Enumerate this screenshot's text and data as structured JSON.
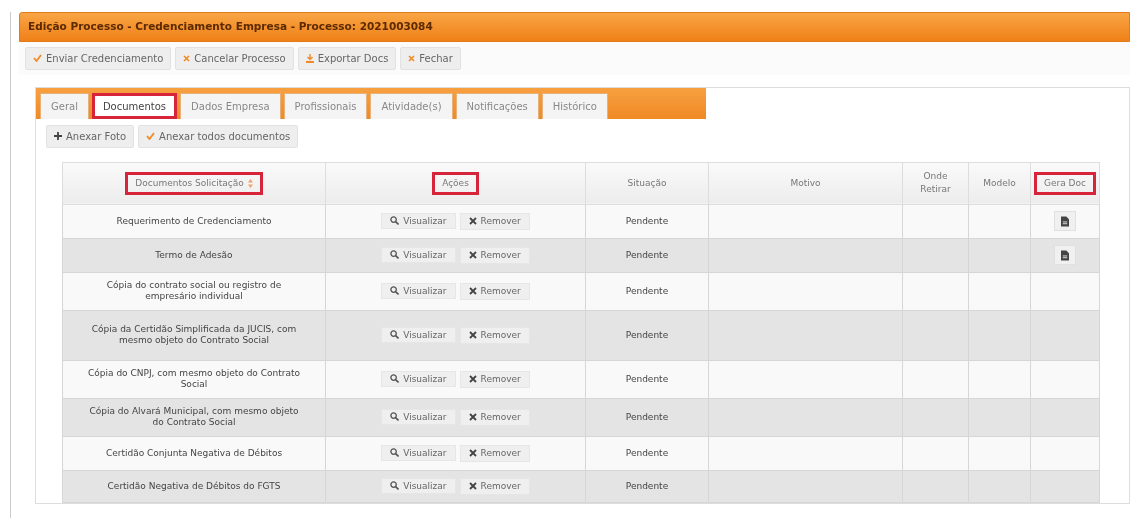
{
  "window": {
    "title": "Edição Processo - Credenciamento Empresa - Processo: 2021003084"
  },
  "toolbar": [
    {
      "label": "Enviar Credenciamento",
      "kind": "check"
    },
    {
      "label": "Cancelar Processo",
      "kind": "cancel"
    },
    {
      "label": "Exportar Docs",
      "kind": "export"
    },
    {
      "label": "Fechar",
      "kind": "cancel"
    }
  ],
  "tabs": [
    {
      "label": "Geral",
      "selected": false,
      "highlighted": false
    },
    {
      "label": "Documentos",
      "selected": true,
      "highlighted": true
    },
    {
      "label": "Dados Empresa",
      "selected": false,
      "highlighted": false
    },
    {
      "label": "Profissionais",
      "selected": false,
      "highlighted": false
    },
    {
      "label": "Atividade(s)",
      "selected": false,
      "highlighted": false
    },
    {
      "label": "Notificações",
      "selected": false,
      "highlighted": false
    },
    {
      "label": "Histórico",
      "selected": false,
      "highlighted": false
    }
  ],
  "attach_buttons": [
    {
      "label": "Anexar Foto",
      "kind": "plus"
    },
    {
      "label": "Anexar todos documentos",
      "kind": "check"
    }
  ],
  "table": {
    "columns": [
      {
        "label": "Documentos Solicitação",
        "highlighted": true,
        "sortable": true
      },
      {
        "label": "Ações",
        "highlighted": true,
        "sortable": false
      },
      {
        "label": "Situação",
        "highlighted": false,
        "sortable": false
      },
      {
        "label": "Motivo",
        "highlighted": false,
        "sortable": false
      },
      {
        "label": "Onde Retirar",
        "highlighted": false,
        "sortable": false
      },
      {
        "label": "Modelo",
        "highlighted": false,
        "sortable": false
      },
      {
        "label": "Gera Doc",
        "highlighted": true,
        "sortable": false
      }
    ],
    "rows": [
      {
        "document": "Requerimento de Credenciamento",
        "actions": [
          {
            "label": "Visualizar",
            "kind": "view"
          },
          {
            "label": "Remover",
            "kind": "remove"
          }
        ],
        "status": "Pendente",
        "generate_doc": true
      },
      {
        "document": "Termo de Adesão",
        "actions": [
          {
            "label": "Visualizar",
            "kind": "view"
          },
          {
            "label": "Remover",
            "kind": "remove"
          }
        ],
        "status": "Pendente",
        "generate_doc": true
      },
      {
        "document": "Cópia do contrato social ou registro de empresário individual",
        "actions": [
          {
            "label": "Visualizar",
            "kind": "view"
          },
          {
            "label": "Remover",
            "kind": "remove"
          }
        ],
        "status": "Pendente",
        "generate_doc": false
      },
      {
        "document": "Cópia da Certidão Simplificada da JUCIS, com mesmo objeto do Contrato Social",
        "actions": [
          {
            "label": "Visualizar",
            "kind": "view"
          },
          {
            "label": "Remover",
            "kind": "remove"
          }
        ],
        "status": "Pendente",
        "generate_doc": false
      },
      {
        "document": "Cópia do CNPJ, com mesmo objeto do Contrato Social",
        "actions": [
          {
            "label": "Visualizar",
            "kind": "view"
          },
          {
            "label": "Remover",
            "kind": "remove"
          }
        ],
        "status": "Pendente",
        "generate_doc": false
      },
      {
        "document": "Cópia do Alvará Municipal, com mesmo objeto do Contrato Social",
        "actions": [
          {
            "label": "Visualizar",
            "kind": "view"
          },
          {
            "label": "Remover",
            "kind": "remove"
          }
        ],
        "status": "Pendente",
        "generate_doc": false
      },
      {
        "document": "Certidão Conjunta Negativa de Débitos",
        "actions": [
          {
            "label": "Visualizar",
            "kind": "view"
          },
          {
            "label": "Remover",
            "kind": "remove"
          }
        ],
        "status": "Pendente",
        "generate_doc": false
      },
      {
        "document": "Certidão Negativa de Débitos do FGTS",
        "actions": [
          {
            "label": "Visualizar",
            "kind": "view"
          },
          {
            "label": "Remover",
            "kind": "remove"
          }
        ],
        "status": "Pendente",
        "generate_doc": false
      }
    ]
  }
}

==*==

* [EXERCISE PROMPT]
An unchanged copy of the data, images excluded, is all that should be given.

* [ANSWER TO THIS EXERCISE]
Enumerate this screenshot's text and data as structured JSON.
{
  "window": {
    "title": "Edição Processo - Credenciamento Empresa - Processo: 2021003084"
  },
  "toolbar": [
    {
      "label": "Enviar Credenciamento",
      "kind": "check"
    },
    {
      "label": "Cancelar Processo",
      "kind": "cancel"
    },
    {
      "label": "Exportar Docs",
      "kind": "export"
    },
    {
      "label": "Fechar",
      "kind": "cancel"
    }
  ],
  "tabs": [
    {
      "label": "Geral",
      "selected": false,
      "highlighted": false
    },
    {
      "label": "Documentos",
      "selected": true,
      "highlighted": true
    },
    {
      "label": "Dados Empresa",
      "selected": false,
      "highlighted": false
    },
    {
      "label": "Profissionais",
      "selected": false,
      "highlighted": false
    },
    {
      "label": "Atividade(s)",
      "selected": false,
      "highlighted": false
    },
    {
      "label": "Notificações",
      "selected": false,
      "highlighted": false
    },
    {
      "label": "Histórico",
      "selected": false,
      "highlighted": false
    }
  ],
  "attach_buttons": [
    {
      "label": "Anexar Foto",
      "kind": "plus"
    },
    {
      "label": "Anexar todos documentos",
      "kind": "check"
    }
  ],
  "table": {
    "columns": [
      {
        "label": "Documentos Solicitação",
        "highlighted": true,
        "sortable": true
      },
      {
        "label": "Ações",
        "highlighted": true,
        "sortable": false
      },
      {
        "label": "Situação",
        "highlighted": false,
        "sortable": false
      },
      {
        "label": "Motivo",
        "highlighted": false,
        "sortable": false
      },
      {
        "label": "Onde Retirar",
        "highlighted": false,
        "sortable": false
      },
      {
        "label": "Modelo",
        "highlighted": false,
        "sortable": false
      },
      {
        "label": "Gera Doc",
        "highlighted": true,
        "sortable": false
      }
    ],
    "rows": [
      {
        "document": "Requerimento de Credenciamento",
        "actions": [
          {
            "label": "Visualizar",
            "kind": "view"
          },
          {
            "label": "Remover",
            "kind": "remove"
          }
        ],
        "status": "Pendente",
        "generate_doc": true
      },
      {
        "document": "Termo de Adesão",
        "actions": [
          {
            "label": "Visualizar",
            "kind": "view"
          },
          {
            "label": "Remover",
            "kind": "remove"
          }
        ],
        "status": "Pendente",
        "generate_doc": true
      },
      {
        "document": "Cópia do contrato social ou registro de empresário individual",
        "actions": [
          {
            "label": "Visualizar",
            "kind": "view"
          },
          {
            "label": "Remover",
            "kind": "remove"
          }
        ],
        "status": "Pendente",
        "generate_doc": false
      },
      {
        "document": "Cópia da Certidão Simplificada da JUCIS, com mesmo objeto do Contrato Social",
        "actions": [
          {
            "label": "Visualizar",
            "kind": "view"
          },
          {
            "label": "Remover",
            "kind": "remove"
          }
        ],
        "status": "Pendente",
        "generate_doc": false
      },
      {
        "document": "Cópia do CNPJ, com mesmo objeto do Contrato Social",
        "actions": [
          {
            "label": "Visualizar",
            "kind": "view"
          },
          {
            "label": "Remover",
            "kind": "remove"
          }
        ],
        "status": "Pendente",
        "generate_doc": false
      },
      {
        "document": "Cópia do Alvará Municipal, com mesmo objeto do Contrato Social",
        "actions": [
          {
            "label": "Visualizar",
            "kind": "view"
          },
          {
            "label": "Remover",
            "kind": "remove"
          }
        ],
        "status": "Pendente",
        "generate_doc": false
      },
      {
        "document": "Certidão Conjunta Negativa de Débitos",
        "actions": [
          {
            "label": "Visualizar",
            "kind": "view"
          },
          {
            "label": "Remover",
            "kind": "remove"
          }
        ],
        "status": "Pendente",
        "generate_doc": false
      },
      {
        "document": "Certidão Negativa de Débitos do FGTS",
        "actions": [
          {
            "label": "Visualizar",
            "kind": "view"
          },
          {
            "label": "Remover",
            "kind": "remove"
          }
        ],
        "status": "Pendente",
        "generate_doc": false
      }
    ]
  }
}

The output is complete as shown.